Dear Readers,
I’m writing you from Jail.  Yes, some would agree that incarceration is long over due thanks to wanton acts of disregard for various social standards, but the details of my megalomania are quite inconsequential. It seemed like only yesterday that I woke up at that swank Toronto B&B the Gloucester Square Inn, the night before I was sprawling across a kingsize in the Best Western Rohampton.  Last night it was myself and five other cellmates in bunk beds in a cramped overheated room… Strangely it was the best night’s sleep I’ve had on this trip, mainly because I was exhausted from the day’s hard labour…

Oh sure, I don’t know my cellmates.  The one East Indian fellow, opened and closed the conversation with, “Motorcycles, those are dangerous.  One of my friends died on one.”

p1060299His English is far more perfect than my own, so likely of a good education, he should be able to glean how dangerous pillow are to the sleeping.  I’ve had a cold wet ride today.

The escape from Toronto didn’t quite go as smoothly as planned.  Tropical storm Hanna is preparing to gently embrace the east coast, so I though it best to be prepared.  A quick stop at MEC and a waterproof duffle later I thought myself prepared.  A stop at Oshawa for some quick shots beside Lake Ontario, and I’m on the road again…  heading towards skies which are managing to make overcast seem like a biblical term.

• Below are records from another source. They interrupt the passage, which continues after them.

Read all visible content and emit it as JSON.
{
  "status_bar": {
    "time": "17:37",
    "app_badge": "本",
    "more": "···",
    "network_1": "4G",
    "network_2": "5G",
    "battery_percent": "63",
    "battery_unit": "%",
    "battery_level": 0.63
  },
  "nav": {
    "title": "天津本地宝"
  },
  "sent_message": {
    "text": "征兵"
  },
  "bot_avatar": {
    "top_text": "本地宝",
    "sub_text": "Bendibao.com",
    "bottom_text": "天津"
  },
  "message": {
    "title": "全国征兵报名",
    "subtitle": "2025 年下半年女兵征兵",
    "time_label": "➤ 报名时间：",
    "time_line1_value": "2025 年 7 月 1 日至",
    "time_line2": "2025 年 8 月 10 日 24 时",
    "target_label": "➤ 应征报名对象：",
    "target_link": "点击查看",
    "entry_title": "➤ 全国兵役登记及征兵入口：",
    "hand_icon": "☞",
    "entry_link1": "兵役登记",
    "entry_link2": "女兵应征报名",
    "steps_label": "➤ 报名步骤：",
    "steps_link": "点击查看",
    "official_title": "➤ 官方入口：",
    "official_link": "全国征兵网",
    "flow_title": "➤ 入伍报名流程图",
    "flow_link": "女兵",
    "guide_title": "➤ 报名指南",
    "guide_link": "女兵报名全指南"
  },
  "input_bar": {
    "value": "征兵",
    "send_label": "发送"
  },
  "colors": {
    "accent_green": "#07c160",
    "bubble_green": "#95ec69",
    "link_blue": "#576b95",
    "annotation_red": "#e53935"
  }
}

The Ducati Multistrada is no ark, but the bike is holding its own, especially shod with the Avon Storms which seem to offer good traction and handling almost regardless of conditions.  It’s a good combination; a favourite bike, favourite tires, and the riding gear… Oh wait, no, that is an absolute disaster.

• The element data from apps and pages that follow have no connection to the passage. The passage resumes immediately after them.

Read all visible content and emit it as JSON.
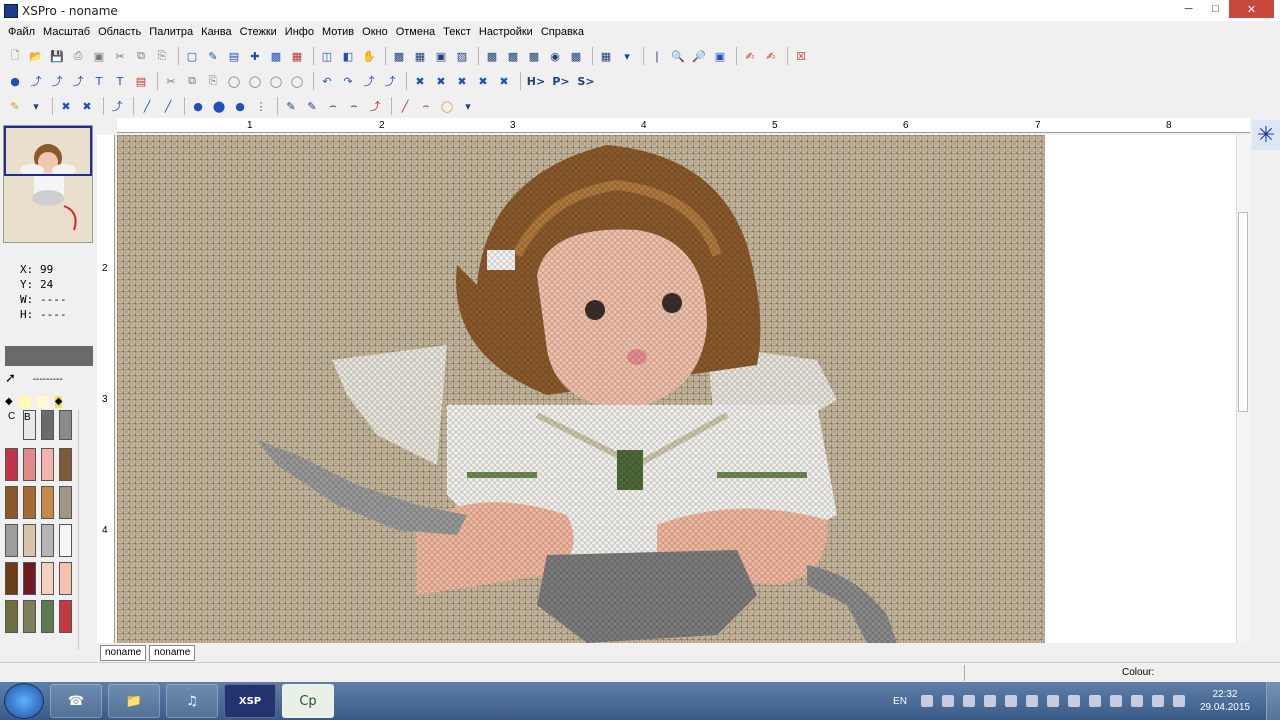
{
  "window": {
    "title": "XSPro - noname"
  },
  "menu": [
    "Файл",
    "Масштаб",
    "Область",
    "Палитра",
    "Канва",
    "Стежки",
    "Инфо",
    "Мотив",
    "Окно",
    "Отмена",
    "Текст",
    "Настройки",
    "Справка"
  ],
  "toolbar_row3": {
    "h_label": "H>",
    "p_label": "P>",
    "s_label": "S>"
  },
  "coords": {
    "x_label": "X:",
    "x_value": "99",
    "y_label": "Y:",
    "y_value": "24",
    "w_label": "W:",
    "w_value": "----",
    "h_label": "H:",
    "h_value": "----"
  },
  "panel": {
    "line_label": "---------",
    "c_label": "C",
    "b_label": "B"
  },
  "ruler_h": [
    "1",
    "2",
    "3",
    "4",
    "5",
    "6",
    "7",
    "8"
  ],
  "ruler_v": [
    "2",
    "3",
    "4"
  ],
  "tabs": [
    "noname",
    "noname"
  ],
  "status": {
    "colour_label": "Colour:"
  },
  "taskbar": {
    "lang": "EN",
    "time": "22:32",
    "date": "29.04.2015",
    "cp_label": "Cp",
    "xsp_label": "XSP"
  },
  "colors": {
    "fabric": "#cdbfa5",
    "hair": "#8b5a2b",
    "skin": "#f2b9a3",
    "accent": "#1c3aa8"
  }
}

The first wave of rain hits suddenly, and before I’ve a chance to put on rain gear the Buell Adventure gear soaks through with sponge-like enthusiasm.  The venting system, strips of removable textile with zippers on either side, simply transforms itself into aqua scoops.  Finally the water that hasn’t entered the jacket has rolled down and is forming a great lake of its own in the folds of the riding pants’ crotch… until I shift slightly and the last vestige of water resistance is disrupted and a tsunami of cold runs down both legs.

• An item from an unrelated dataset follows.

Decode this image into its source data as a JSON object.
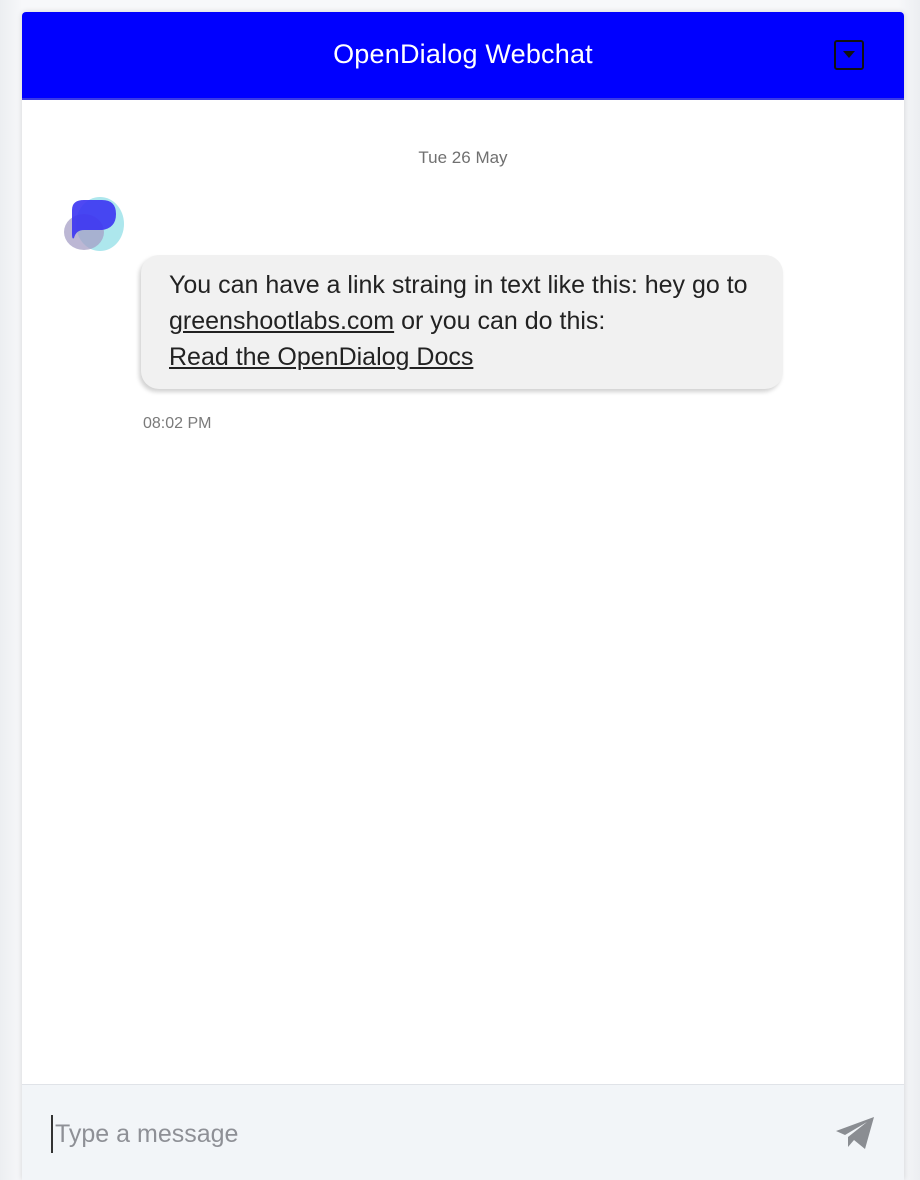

Soaked to the bone I give the folks in a McDonald’s washroom a show, and put my raingear on underneath the Buell gear to keep dry.  In the mad rush around Toronto trying to prep everything, I’d not had time to hook up the leads for the heated vest, oh the regret.

I cannot relate how I am looking forwards to riding through Atlantic Canada with “Adventure” gear designed by someone who clearly has never ridden in the rain.

I arrive too late to Hostelling International’s Jail here in Ottawa, that’s not a joke, it’s an actual jail built in 1842, burned completely in January 9, 1870, decommissioned in 1972, and reopened by hostelling international a year later to serve as one of “Canada’s Most Interesting Places to Stay” according to the National Post.

It is interesting, but as much for the people as the jailhouse motif.  For example, young translator from Uruguay who asks if I know of his country?  As it turns out I do, thanks to an episode of Anthony Brourdain’s No Reservations, which took in the culinary culture of this country snuggled between Argentina and Brazil.  The traveler peppers me with questions about Canada, the French and English culture, other languages, polar bears and the north.  I answer with varying levels of success.

“How long are you visiting Canada for?”
“A week.”  I think he might need a bit more time.